Impossibility Now from BCRW Videos on Vimeo.
The images in it go by quickly so I also made an annotated slideshow that you can watch at your own pace and learn what the images depict. You can also watch the video on youtube to see a version with captions (press CC).
While I was gathering images for the film I got completely stumped a couple times about how to illustrate certain ideas. Two artists came to my rescue and created powerful images that I needed.
This one is from Mickey Dehn.
This one is from Talcott Broadhead.
KPFA did some great programming around Pride this year focusing on critical queer and trans political resistance and critiques of same-sex marriage, gay military service and other hallmarks of wealthy white gay politics. Here is a whole day of programs that aired on Pride Sunday. Here is a show focusing on the critique of same-sex marriage advocacy, including Kenyon Farrow, Mattilda Bernstein Sycamore and me. In other news, Buzzfeed published a list of 24 Americans Who Changed the Way We Think About Transgender Rights. I’m excited to be on any list with Sylvia, Marsha, Miss Major, Lou and all these other amazing people.

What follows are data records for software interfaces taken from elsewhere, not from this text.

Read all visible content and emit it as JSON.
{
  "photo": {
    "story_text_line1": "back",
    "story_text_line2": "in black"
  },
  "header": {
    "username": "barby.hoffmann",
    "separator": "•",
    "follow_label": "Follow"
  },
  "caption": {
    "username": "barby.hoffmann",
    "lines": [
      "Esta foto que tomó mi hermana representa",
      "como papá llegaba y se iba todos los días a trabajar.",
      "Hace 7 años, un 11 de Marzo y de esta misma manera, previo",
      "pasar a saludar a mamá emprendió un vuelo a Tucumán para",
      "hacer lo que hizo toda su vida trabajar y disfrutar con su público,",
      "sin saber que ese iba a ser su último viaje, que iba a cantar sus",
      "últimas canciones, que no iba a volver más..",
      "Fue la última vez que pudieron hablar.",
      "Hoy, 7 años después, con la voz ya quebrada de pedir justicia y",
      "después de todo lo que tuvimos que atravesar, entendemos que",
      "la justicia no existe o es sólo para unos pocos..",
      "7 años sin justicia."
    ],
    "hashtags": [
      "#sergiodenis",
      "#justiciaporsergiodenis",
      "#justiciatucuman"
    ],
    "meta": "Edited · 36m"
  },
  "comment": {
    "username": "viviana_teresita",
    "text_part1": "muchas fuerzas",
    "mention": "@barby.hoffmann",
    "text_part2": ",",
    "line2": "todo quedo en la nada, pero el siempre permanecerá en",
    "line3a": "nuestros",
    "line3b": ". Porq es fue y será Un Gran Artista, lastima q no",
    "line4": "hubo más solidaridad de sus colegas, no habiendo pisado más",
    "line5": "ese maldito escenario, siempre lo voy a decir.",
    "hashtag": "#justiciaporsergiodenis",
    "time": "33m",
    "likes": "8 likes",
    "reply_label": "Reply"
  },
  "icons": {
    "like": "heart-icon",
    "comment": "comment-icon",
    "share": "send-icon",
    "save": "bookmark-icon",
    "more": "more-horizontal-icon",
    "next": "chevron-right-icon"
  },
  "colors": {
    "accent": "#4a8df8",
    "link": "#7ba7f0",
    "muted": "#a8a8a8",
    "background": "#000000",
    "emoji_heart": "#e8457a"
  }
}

Finally, I am so excited by all the inspiring work being done by Washington Incarceration Stops Here. We are doing an awesome postcard campaign about what people think our county really needs rather than a new youth jail and family court buildings. And we’re building a coalition of groups who have signed on to our Points of Unity. If your organization wants to sign on, no matter where you are, please let us know! We’re also starting a zine so please let us know if you have art or writing you’d like to contribute or if you can help spread the word to people who may want to contribute, especially youth and people impacted by criminalization and child welfare systems.